● **TASK TO CARRY OUT**: Retype exactly the lines that run from the line with "Read all visible content and emit it as JSON." to the final line of the entries, keeping both ends and nothing else.

● **SUPPLIED MATERIAL**:
_ _ _ _ _ _ _

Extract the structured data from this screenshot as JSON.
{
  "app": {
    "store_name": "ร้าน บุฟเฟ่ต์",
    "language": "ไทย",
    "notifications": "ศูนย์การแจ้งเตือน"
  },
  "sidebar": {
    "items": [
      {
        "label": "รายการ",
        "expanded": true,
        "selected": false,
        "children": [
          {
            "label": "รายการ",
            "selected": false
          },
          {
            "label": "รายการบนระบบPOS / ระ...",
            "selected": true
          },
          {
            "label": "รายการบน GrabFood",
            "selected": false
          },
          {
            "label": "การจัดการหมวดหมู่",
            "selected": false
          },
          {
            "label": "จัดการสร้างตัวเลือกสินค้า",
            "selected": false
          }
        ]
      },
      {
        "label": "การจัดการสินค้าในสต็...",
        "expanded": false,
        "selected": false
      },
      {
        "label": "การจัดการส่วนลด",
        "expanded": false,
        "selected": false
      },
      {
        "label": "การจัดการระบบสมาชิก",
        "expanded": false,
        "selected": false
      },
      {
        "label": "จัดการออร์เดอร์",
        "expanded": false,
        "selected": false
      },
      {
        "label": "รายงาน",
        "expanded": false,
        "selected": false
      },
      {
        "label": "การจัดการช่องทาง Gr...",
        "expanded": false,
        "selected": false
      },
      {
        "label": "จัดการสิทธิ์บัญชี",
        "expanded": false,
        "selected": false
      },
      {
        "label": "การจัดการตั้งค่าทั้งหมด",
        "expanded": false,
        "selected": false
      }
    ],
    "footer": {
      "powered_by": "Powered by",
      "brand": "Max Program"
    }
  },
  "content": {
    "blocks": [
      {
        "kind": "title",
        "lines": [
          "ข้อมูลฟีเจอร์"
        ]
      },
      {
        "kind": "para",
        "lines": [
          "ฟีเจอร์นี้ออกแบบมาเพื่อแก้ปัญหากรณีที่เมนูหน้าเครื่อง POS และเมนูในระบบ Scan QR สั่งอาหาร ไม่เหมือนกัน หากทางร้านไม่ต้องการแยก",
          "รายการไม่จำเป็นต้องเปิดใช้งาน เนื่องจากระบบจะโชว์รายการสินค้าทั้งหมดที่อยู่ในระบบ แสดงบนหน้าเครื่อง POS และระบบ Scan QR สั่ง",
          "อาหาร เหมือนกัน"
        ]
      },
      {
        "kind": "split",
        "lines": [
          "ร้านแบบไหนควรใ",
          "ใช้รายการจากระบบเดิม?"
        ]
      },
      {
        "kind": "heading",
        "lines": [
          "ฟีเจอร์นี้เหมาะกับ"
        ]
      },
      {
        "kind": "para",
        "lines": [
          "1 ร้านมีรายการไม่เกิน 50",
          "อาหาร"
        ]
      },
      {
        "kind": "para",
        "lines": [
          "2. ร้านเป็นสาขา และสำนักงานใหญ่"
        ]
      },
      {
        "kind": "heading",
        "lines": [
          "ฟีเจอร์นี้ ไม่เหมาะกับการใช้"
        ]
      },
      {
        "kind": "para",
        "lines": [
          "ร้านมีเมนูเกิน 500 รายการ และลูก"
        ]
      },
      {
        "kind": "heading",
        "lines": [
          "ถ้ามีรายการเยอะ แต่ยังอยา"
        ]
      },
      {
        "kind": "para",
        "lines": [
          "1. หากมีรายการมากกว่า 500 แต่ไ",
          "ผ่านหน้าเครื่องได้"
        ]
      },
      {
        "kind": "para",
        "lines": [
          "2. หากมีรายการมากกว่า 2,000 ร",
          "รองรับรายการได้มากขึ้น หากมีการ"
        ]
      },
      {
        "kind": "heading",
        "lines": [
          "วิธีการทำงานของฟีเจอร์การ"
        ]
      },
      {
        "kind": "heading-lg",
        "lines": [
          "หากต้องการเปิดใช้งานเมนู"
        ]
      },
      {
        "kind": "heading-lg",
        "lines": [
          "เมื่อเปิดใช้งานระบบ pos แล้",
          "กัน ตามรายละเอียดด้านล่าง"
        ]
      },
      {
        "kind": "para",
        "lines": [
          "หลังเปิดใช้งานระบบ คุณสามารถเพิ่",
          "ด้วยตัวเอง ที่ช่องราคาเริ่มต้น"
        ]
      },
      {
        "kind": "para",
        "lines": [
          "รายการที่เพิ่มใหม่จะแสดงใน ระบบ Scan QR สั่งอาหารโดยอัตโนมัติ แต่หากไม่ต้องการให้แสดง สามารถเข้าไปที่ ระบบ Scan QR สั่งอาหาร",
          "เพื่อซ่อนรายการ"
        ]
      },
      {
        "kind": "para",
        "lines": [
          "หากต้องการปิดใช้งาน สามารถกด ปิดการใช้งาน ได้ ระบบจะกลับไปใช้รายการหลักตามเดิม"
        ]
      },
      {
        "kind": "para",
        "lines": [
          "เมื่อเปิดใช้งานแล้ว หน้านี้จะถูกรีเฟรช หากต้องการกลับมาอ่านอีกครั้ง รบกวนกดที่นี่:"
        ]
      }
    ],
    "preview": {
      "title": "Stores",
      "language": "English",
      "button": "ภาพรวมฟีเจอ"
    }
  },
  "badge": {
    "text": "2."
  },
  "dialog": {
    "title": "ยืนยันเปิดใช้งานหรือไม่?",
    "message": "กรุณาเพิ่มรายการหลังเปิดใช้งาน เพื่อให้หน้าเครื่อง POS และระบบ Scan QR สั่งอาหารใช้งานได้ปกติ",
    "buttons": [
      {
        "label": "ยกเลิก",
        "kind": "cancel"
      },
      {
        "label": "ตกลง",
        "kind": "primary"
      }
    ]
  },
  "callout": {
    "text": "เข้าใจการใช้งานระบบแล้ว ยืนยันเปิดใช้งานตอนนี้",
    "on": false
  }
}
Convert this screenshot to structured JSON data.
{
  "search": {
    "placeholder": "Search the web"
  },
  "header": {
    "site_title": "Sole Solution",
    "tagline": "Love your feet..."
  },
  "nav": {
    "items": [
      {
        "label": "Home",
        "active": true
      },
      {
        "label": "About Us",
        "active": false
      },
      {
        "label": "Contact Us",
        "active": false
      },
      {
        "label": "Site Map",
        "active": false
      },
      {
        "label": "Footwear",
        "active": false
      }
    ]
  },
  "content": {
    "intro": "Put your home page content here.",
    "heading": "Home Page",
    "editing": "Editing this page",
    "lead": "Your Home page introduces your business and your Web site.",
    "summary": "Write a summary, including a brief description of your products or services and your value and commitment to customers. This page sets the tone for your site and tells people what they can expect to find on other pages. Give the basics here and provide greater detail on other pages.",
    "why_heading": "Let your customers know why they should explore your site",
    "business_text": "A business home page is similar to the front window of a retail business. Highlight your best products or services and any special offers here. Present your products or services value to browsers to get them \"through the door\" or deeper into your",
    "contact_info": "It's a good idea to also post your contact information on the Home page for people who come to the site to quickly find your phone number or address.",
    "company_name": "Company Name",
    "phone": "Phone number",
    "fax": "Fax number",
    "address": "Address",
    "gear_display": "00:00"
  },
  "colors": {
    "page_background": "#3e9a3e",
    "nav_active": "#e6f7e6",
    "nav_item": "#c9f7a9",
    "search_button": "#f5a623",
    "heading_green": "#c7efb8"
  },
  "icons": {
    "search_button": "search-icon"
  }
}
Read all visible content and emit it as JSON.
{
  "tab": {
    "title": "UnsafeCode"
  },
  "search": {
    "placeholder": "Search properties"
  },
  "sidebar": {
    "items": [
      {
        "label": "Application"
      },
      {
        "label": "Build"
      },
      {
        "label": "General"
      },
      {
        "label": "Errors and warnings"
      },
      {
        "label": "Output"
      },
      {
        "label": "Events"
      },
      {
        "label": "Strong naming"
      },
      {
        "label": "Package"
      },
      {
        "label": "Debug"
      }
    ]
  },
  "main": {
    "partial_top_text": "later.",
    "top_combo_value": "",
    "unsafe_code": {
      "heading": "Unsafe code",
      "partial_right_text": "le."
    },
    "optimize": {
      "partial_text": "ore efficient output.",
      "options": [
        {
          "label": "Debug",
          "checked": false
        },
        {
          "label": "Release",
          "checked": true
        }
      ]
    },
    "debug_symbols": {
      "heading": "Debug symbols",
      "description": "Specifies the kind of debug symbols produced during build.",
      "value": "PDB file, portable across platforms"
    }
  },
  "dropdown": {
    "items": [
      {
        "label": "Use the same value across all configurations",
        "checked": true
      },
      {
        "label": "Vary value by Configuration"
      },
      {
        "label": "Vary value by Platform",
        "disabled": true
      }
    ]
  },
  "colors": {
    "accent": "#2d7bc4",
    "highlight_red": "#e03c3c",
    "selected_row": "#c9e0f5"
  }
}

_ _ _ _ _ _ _

● **TASK ANSWER**:
Read all visible content and emit it as JSON.
{
  "tab": {
    "title": "UnsafeCode"
  },
  "search": {
    "placeholder": "Search properties"
  },
  "sidebar": {
    "items": [
      {
        "label": "Application"
      },
      {
        "label": "Build"
      },
      {
        "label": "General"
      },
      {
        "label": "Errors and warnings"
      },
      {
        "label": "Output"
      },
      {
        "label": "Events"
      },
      {
        "label": "Strong naming"
      },
      {
        "label": "Package"
      },
      {
        "label": "Debug"
      }
    ]
  },
  "main": {
    "partial_top_text": "later.",
    "top_combo_value": "",
    "unsafe_code": {
      "heading": "Unsafe code",
      "partial_right_text": "le."
    },
    "optimize": {
      "partial_text": "ore efficient output.",
      "options": [
        {
          "label": "Debug",
          "checked": false
        },
        {
          "label": "Release",
          "checked": true
        }
      ]
    },
    "debug_symbols": {
      "heading": "Debug symbols",
      "description": "Specifies the kind of debug symbols produced during build.",
      "value": "PDB file, portable across platforms"
    }
  },
  "dropdown": {
    "items": [
      {
        "label": "Use the same value across all configurations",
        "checked": true
      },
      {
        "label": "Vary value by Configuration"
      },
      {
        "label": "Vary value by Platform",
        "disabled": true
      }
    ]
  },
  "colors": {
    "accent": "#2d7bc4",
    "highlight_red": "#e03c3c",
    "selected_row": "#c9e0f5"
  }
}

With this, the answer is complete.